Problem Identified: The Information and Communication Technology (ICT) along with the data centers creates up to 2% of the worldwide CO2 discharge, a number which is equivalent to the emissions generated by the aviation industry. These data centers are assessed to have the quickest developing carbon footprint from over the entire ICT area, mostly because of innovative advances, for example, the distributed computing and the fast development of the utilization of Internet across the world.
While climate change is recognized as one of the key challenges of humankind, the International Paris agreement limits the increase of temperature to no more than 2 ◦C comparatively to the era before industrial revolution. While maintaining energy efficiency is important, data centers which usually run 24/7 all year round, are more energy intensive with typical power densities of 537–2154 W/m2 which can even go up to 10 KW/m2. This kind of high energy consumption is related directly to the IT power and equipment present inside the data centers along with the lighting and other power distribution requirements. The ICT reports that 2 % of the global CO2 emissions are from data centers which leaves them to have the fastest growing carbon footprint globally. While the machines are fed with electricity, electrical energy will be converted to heat energy. This image shows the total energy consumption of the data centers over various years from a global perspective including American and European industries.

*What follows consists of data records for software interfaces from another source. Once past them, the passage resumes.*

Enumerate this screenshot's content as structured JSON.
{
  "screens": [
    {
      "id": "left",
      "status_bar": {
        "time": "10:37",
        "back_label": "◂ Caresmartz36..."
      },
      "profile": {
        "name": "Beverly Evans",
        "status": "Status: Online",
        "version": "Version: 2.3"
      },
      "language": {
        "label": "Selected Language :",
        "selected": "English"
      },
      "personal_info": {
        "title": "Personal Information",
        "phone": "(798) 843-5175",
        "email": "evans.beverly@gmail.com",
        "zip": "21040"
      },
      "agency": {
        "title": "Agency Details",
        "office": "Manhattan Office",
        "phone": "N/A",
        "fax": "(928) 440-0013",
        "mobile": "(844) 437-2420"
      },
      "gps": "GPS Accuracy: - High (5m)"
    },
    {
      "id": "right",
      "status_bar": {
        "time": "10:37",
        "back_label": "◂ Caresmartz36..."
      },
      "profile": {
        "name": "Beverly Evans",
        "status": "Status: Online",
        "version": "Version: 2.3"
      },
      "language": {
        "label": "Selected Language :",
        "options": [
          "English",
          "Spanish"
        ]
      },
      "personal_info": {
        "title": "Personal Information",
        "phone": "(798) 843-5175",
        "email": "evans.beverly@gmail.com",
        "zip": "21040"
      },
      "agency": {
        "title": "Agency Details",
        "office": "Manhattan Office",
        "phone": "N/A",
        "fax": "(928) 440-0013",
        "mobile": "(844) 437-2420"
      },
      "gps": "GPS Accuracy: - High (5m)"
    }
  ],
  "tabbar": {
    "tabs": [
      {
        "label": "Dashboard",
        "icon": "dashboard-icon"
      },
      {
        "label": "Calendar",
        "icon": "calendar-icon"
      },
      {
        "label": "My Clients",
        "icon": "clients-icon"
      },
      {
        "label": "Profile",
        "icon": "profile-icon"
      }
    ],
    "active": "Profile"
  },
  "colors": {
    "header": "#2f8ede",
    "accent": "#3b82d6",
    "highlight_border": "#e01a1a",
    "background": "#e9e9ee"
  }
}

This energy consumption has increased exponentially over the years especially due to the high use of internet services combined with cloud computing. Data centers have been intended to permit operational and capacity changes. A considerable lot of them run excess power and cooling frameworks to give better unwavering quality, while the energy utilization inefficiency is very high. Be that as it may, there is no fitting administrative system and arrangements to restrain the negative effect of data centers' energy utilization to CO2 outflows.
Research Analysis: The main goal of this paper is to assess, break down and introduce the present patterns in energy utilization and efficiency in these data centers, their constant increase which has led to the need for reduction in the related environmental, economic, and other security related impacts along with the carbon and water utilizations. Thus, Water Usage Effectiveness (W.U.E) and Carbon Usage Effectiveness (C.U.E) has become the talk and only voluntary approaches by these data centers can provide a successful solution in addressing our climate and energy issues. This paper also walks through how the P.U.E of the data centers can be decreased every year, by iterating their importance within the data center and from the outside. All analyses and findings of current trends in the energy efficiency of the data center are made using the data retrieved from those companies which participated in the European Code of Conduct for Data Center Energy Efficiency initiative.
Conclusion: This paper identifies ways which are in alignment with the Code of Conduct, that brings out the high efficiency in terms of PUE in a more energy efficient way and with extra financial savings. As computer densities increase, it is important for managers to examine their data centers and find solutions for maximizing smart, efficient, and a low-impact use of resources.
While most of the data centers have started to follow a greener approach to lessen their carbon footprint they leave on the planet earth and find ways to increase their power and water efficiency, this paper provides them an empirical examination on the productivity of a data center which provides a clear approach to analyse the effectiveness at the server level. It additionally underlines on the positive effect that CUE and WUE creates on the business similar to PUE and provides the knowledge to data center proprietors, administrators, producers and different industrialists on enhancing/upgrading the asset effectiveness.
For further information on this paper, including further descriptions of related work, research analysis, associated findings of effective ways, and next steps, please contact the Adjunct Industry Professor of the Department of Information Technology and Management Prof. William Slater III at
firstname.lastname@example.org or the author.